San Andreas review - 'A disaster flick with nothing new to offer'
It's often been suggested as a possible explanation for Hollywood's hedonism and debauchery that it sits on a geological fault line between two tectonic plates and could, like Sodom, disappear at any time. That's pretty much what happens in San Andreas, a big-budget action romp that wallows in the dubious traditions of the 1970s disaster movies and occasionally even has the wit to make fun of them. But only occasionally, because this is a blundering behemoth of a picture that unfolds with a heavy tread and smothers its storyline with hoary clichés and booming special effects.
The affable but irredeemably wooden Dwayne Johnson is Chief Ray Gaines, a veteran rescue-helicopter pilot with a secret sadness. A few years back his daughter died in a white-water rafting accident, and the poor chap has never got over it: we know this because every now and then he pauses at the chopper's controls and stares wistfully into the middle distance, much to the dismay of his passengers.
This tragedy did nothing for his marriage, and now Ray's beautiful ex-wife Emma (Carla Gugino) has taken up with another man, a slick, handsome and suspiciously British architect called Daniel (Ioan Gruffudd).
Their grown-up daughter Blake (Alexandra Daddario) has decided to spend the summer in San Francisco, and Ray and Emma are seeing her off when he's called away on urgent business. Something's a rattling in downtown Los Angeles, and a team of scientists led by Paul Giamatti (a good actor swimming gamely against the tide) have discovered evidence that the mother and father of quakes is about to hit southern California.
It does (this would be a pretty redundant disaster movie otherwise), and in the film's best scenes, Ray flies through toppling skyscrapers to rescue Emma from an ill-timed lunch date. They're so pleased to see each other you just know they're going to hit it off again, but meanwhile they must find Blake, who's trapped in a tall building in San Francisco and about to experience an even bigger tremor.
San Andreas is not the first film to have dramatised California's worst nightmare: over the years there've been at least five of them, the most memorable being a sprawling 1970s extravaganza starring Charlton Heston and Ava Gardner and titled, not very imaginatively, Earthquake. Brad Peyton's movie seems cognisant of its predecessors, shows an awareness of disaster convention and even appears at times to be in on its own joke.
The earthquake goes out of its way to discommode the wicked: a group of tanned idiots sipping cocktails around a swimming pool at the top of a skyscraper are really asking for it, and Kylie Minogue makes a brief cameo as an odious diner who should have been politer to her waiter if she'd intended walking out of this film alive.
The effects, needless to say, are pretty special, and the panache with which the skylines of Los Angeles and San Francisco are demolished is laudable. An accompanying tsunami is used to prevent the film's action sequences from becoming too samey, and Ray's daughter becomes involved in a rather anaemic subsidiary love story when she meets a shy young lawyer who turns out to be a bit of a hero.

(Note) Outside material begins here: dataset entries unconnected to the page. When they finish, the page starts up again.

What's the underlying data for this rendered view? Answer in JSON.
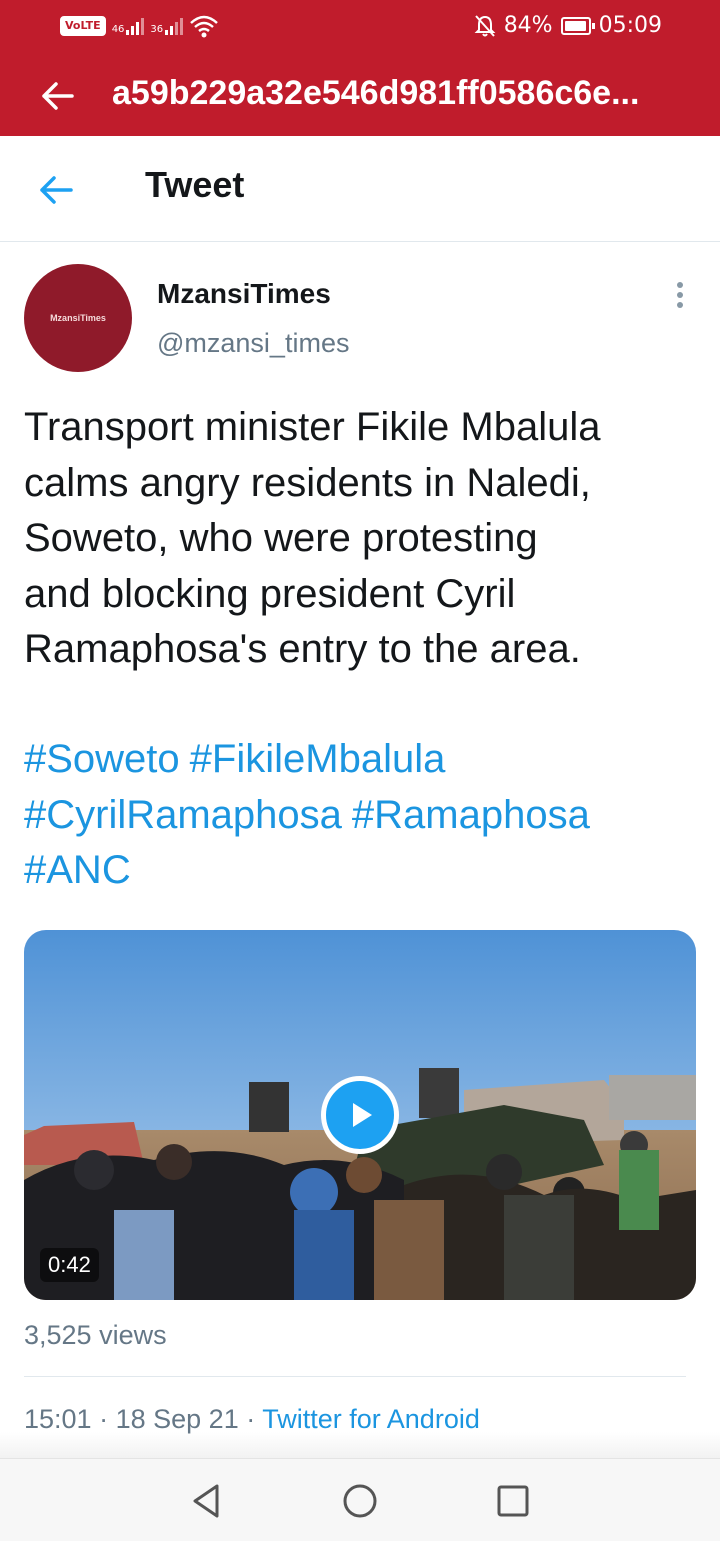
{
  "status_bar": {
    "network_left": "VoLTE",
    "sim1_label": "46",
    "sim2_label": "36",
    "battery_percent": "84%",
    "time": "05:09",
    "icons": [
      "volte-icon",
      "signal-icon",
      "wifi-icon",
      "mute-icon",
      "battery-icon"
    ]
  },
  "browser": {
    "url": "a59b229a32e546d981ff0586c6e..."
  },
  "header": {
    "title": "Tweet"
  },
  "tweet": {
    "avatar_text": "MzansiTimes",
    "display_name": "MzansiTimes",
    "handle": "@mzansi_times",
    "text_lines": [
      "Transport minister Fikile Mbalula",
      "calms angry residents in Naledi,",
      "Soweto, who were protesting",
      "and blocking president Cyril",
      "Ramaphosa's entry to the area."
    ],
    "hashtags": [
      "#Soweto",
      "#FikileMbalula",
      "#CyrilRamaphosa",
      "#Ramaphosa",
      "#ANC"
    ],
    "video_duration": "0:42",
    "views": "3,525 views",
    "time": "15:01",
    "date": "18 Sep 21",
    "separator": "·",
    "source": "Twitter for Android"
  },
  "colors": {
    "brand_red": "#c01c2c",
    "twitter_blue": "#1da1f2",
    "link_blue": "#1b95e0",
    "secondary_text": "#657786"
  }
}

But in a way San Andreas falls between two stools: it's not funny enough to work as a knowing spoof, and too glib and plastic to be taken seriously as an engrossing action thriller. Ray and his family are too contrived, too neat and cookie-cutter perfect to really engage our concern, and while one might shake one's head sadly if a building collapsed on Ray, you wouldn't shed a tear.
Dwayne Johnson does appear to cry at one point, as he 'opens up' to his ex-wife and shares his feelings about the death of their child, but then again there may have been some earthquake dust in his eye.